And then there's the white woman. Lane sat uncomfortably in the audience and was "disturbed by the yelps of triumphant laughter... as a white woman was blown away by Django's gun." Well, that just about tops things off. Lane never mentions being disturbed by the scene of a man being eaten by dogs, perhaps one of the most difficult deaths I've seen on film, but the hilariously portrayed boomerang-of-a-killing of a slavery-colluding white woman just gets under his skin. Even though we "should not laugh," Candie's sister gets flicked like a pea into another room when she's shot, practically bouncing off screen.
The one insight that Lane gets right is the superficiality of Broomhilda (Kerry Washington). Unfortunately, her character is rather flat due to the script, and it didn't have to be like that. Washington does well with what she has, but I was secretly hoping that Broomhilda would join in the melee as an echo of the Kill Bills, an idea to which, I suspect, Lane might take exception. It's a legitimate critique to ask Tarantino why he didn't give Broomhilda more strength of character and maybe even a little revenge.

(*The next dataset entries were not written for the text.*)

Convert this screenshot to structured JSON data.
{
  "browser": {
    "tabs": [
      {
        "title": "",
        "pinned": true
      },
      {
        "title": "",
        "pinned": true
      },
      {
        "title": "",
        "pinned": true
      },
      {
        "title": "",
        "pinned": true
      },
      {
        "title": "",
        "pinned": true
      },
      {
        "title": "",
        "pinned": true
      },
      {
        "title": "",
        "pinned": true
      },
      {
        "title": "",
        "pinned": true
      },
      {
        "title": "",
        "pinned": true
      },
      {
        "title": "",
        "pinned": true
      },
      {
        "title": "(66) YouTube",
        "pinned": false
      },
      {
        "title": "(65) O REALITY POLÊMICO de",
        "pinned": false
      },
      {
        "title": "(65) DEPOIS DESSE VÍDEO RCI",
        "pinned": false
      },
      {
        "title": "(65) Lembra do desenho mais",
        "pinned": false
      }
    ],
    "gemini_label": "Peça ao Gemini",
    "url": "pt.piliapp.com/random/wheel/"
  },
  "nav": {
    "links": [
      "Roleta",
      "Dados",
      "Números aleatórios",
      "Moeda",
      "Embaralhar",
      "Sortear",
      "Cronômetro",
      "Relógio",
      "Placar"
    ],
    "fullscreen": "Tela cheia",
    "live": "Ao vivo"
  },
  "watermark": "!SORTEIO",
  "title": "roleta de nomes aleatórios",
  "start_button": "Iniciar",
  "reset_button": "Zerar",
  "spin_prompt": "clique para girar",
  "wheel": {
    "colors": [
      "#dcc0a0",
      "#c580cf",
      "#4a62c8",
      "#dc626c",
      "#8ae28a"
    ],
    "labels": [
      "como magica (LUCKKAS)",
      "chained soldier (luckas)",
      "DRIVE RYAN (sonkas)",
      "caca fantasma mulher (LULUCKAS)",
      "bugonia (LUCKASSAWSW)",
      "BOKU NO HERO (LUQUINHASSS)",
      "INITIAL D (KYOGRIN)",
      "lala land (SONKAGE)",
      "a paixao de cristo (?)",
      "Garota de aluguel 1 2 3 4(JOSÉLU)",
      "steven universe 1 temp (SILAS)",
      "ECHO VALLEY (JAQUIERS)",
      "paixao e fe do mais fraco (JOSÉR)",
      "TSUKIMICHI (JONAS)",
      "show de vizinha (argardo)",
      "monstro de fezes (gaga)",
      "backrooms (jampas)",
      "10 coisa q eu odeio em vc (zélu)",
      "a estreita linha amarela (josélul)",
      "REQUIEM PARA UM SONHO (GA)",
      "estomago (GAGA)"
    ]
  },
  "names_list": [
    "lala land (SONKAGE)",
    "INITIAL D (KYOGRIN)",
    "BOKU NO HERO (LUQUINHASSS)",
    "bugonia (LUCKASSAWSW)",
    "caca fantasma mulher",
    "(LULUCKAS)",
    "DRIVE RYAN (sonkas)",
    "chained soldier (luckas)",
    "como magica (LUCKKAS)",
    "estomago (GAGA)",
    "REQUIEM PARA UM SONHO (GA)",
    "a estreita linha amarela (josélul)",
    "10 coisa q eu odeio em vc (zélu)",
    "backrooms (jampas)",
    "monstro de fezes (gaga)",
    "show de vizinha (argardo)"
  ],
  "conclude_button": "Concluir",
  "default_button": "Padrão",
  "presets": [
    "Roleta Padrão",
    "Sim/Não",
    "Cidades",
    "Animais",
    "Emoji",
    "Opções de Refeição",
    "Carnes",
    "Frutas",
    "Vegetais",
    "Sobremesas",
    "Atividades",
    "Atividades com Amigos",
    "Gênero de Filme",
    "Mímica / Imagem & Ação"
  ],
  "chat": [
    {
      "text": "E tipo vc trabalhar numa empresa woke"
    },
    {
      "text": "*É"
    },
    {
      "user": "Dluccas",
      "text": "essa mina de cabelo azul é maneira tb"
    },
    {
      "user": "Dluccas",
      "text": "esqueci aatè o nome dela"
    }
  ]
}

So, what's up? For me, the essential underpinning of Lane's liberalism in this article is his need to see black heroes as morally superior; to which, I would say, we all (adults, in this case) have a right to the spoils of this very violent pop culture, sometimes deep, sometimes hilarious. In this way, Django is not exactly freed from the chains of "mid-nineteenth century America," as Lane would have it, but freed from being a hero who might too easily settle us with an uncomfortable past. Django reminds us of the terrible blood bath that it was.